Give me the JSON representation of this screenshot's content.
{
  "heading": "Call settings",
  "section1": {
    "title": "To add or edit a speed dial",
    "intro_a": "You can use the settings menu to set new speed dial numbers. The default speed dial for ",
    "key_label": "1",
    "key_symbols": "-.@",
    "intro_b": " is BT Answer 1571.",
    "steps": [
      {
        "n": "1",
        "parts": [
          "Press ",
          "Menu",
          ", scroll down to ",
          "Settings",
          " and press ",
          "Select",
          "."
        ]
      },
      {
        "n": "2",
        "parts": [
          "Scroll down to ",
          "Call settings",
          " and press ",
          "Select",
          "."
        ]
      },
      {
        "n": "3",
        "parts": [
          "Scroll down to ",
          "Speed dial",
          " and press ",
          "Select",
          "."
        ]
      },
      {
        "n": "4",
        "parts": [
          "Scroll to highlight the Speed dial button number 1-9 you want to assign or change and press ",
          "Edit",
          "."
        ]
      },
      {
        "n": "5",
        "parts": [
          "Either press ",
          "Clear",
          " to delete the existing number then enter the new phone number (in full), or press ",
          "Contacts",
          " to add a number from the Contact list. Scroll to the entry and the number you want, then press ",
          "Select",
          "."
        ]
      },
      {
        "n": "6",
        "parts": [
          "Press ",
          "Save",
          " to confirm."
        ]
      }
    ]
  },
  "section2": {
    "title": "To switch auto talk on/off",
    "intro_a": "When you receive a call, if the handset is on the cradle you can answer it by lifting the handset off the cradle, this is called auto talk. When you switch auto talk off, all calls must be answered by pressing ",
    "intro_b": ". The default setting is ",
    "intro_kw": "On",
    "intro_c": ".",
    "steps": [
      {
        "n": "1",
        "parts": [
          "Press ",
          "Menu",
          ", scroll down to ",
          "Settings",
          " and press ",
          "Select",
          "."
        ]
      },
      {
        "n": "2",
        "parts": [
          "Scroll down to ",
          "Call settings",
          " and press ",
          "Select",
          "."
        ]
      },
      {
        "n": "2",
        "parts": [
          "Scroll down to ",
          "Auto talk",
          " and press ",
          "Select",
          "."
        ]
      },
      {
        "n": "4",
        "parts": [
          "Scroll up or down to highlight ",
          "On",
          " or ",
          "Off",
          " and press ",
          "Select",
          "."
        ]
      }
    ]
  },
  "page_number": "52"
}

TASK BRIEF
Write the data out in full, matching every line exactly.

RESPONSE AREA
Give me the JSON representation of this screenshot's content.
{
  "heading": "Call settings",
  "section1": {
    "title": "To add or edit a speed dial",
    "intro_a": "You can use the settings menu to set new speed dial numbers. The default speed dial for ",
    "key_label": "1",
    "key_symbols": "-.@",
    "intro_b": " is BT Answer 1571.",
    "steps": [
      {
        "n": "1",
        "parts": [
          "Press ",
          "Menu",
          ", scroll down to ",
          "Settings",
          " and press ",
          "Select",
          "."
        ]
      },
      {
        "n": "2",
        "parts": [
          "Scroll down to ",
          "Call settings",
          " and press ",
          "Select",
          "."
        ]
      },
      {
        "n": "3",
        "parts": [
          "Scroll down to ",
          "Speed dial",
          " and press ",
          "Select",
          "."
        ]
      },
      {
        "n": "4",
        "parts": [
          "Scroll to highlight the Speed dial button number 1-9 you want to assign or change and press ",
          "Edit",
          "."
        ]
      },
      {
        "n": "5",
        "parts": [
          "Either press ",
          "Clear",
          " to delete the existing number then enter the new phone number (in full), or press ",
          "Contacts",
          " to add a number from the Contact list. Scroll to the entry and the number you want, then press ",
          "Select",
          "."
        ]
      },
      {
        "n": "6",
        "parts": [
          "Press ",
          "Save",
          " to confirm."
        ]
      }
    ]
  },
  "section2": {
    "title": "To switch auto talk on/off",
    "intro_a": "When you receive a call, if the handset is on the cradle you can answer it by lifting the handset off the cradle, this is called auto talk. When you switch auto talk off, all calls must be answered by pressing ",
    "intro_b": ". The default setting is ",
    "intro_kw": "On",
    "intro_c": ".",
    "steps": [
      {
        "n": "1",
        "parts": [
          "Press ",
          "Menu",
          ", scroll down to ",
          "Settings",
          " and press ",
          "Select",
          "."
        ]
      },
      {
        "n": "2",
        "parts": [
          "Scroll down to ",
          "Call settings",
          " and press ",
          "Select",
          "."
        ]
      },
      {
        "n": "2",
        "parts": [
          "Scroll down to ",
          "Auto talk",
          " and press ",
          "Select",
          "."
        ]
      },
      {
        "n": "4",
        "parts": [
          "Scroll up or down to highlight ",
          "On",
          " or ",
          "Off",
          " and press ",
          "Select",
          "."
        ]
      }
    ]
  },
  "page_number": "52"
}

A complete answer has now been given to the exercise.